The first thing you speak of in the book is love: Escrivá was a “man in love.” But you yourself, when you met him, said that you felt like you were covered by love…
When I met him he was 59 years old, and I was immediately struck by his affection. This was my first interior upheaval: I thought that being a Christian meant adhering to a system of thought, but that is not the case. From him I learned that a Christian is someone who knows how to love. He always repeated that Jesus had given a “badge” to his followers: “By this they will know that you are my disciples, if you have love for each other” (John 13:35). Therefore he commented that Christians are not recognized because they are sober, educated, chaste, cultured…but for how they love, because they love as Jesus loves. It is clear that doctrine, the catechism, and theology are all necessary, but they are a help for us to love more, to love better. And Saint Josemaría was the first to set an example: he saw souls everywhere, people to love.  He dedicated himself to each person as if he had nothing else to do, and he overwhelmed everyone with a surprising and compelling affection. It was impossible to have a formal relationship with him, he broke through all the formalities and went straight to the heart. You could see that his heart was in love…

How could you see this?
Love cannot be described, but there were signs. For example, he taught us to pray often with love songs – not only those that explicitly refer to God, but also secular ones.

At a certain point you say: “We all saw it, that he was a saint.” Why?
Through his enthusiasm and his familiarity with God. He spoke of Jesus, of Mary, of the saints…as if he knew them personally. He taught us to treat God like a daddy, he made us discover the true significance of the prayer of Jesus in Gethsemane: “Abbà.” Through our relationship with him, we also discovered the fatherhood of God, in fact the inscription on his tomb is “The Father,” just as we loved to call him.

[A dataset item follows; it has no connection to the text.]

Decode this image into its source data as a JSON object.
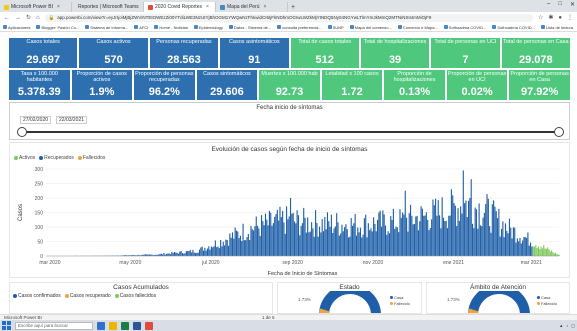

One last question. Next to a saint there is always Mary, and in this Escrivá is no exception. What was his relationship like with the Mother of God?
One of his sayings summarizes everything: “One goes to Jesus – and one “returns” – always through Mary.”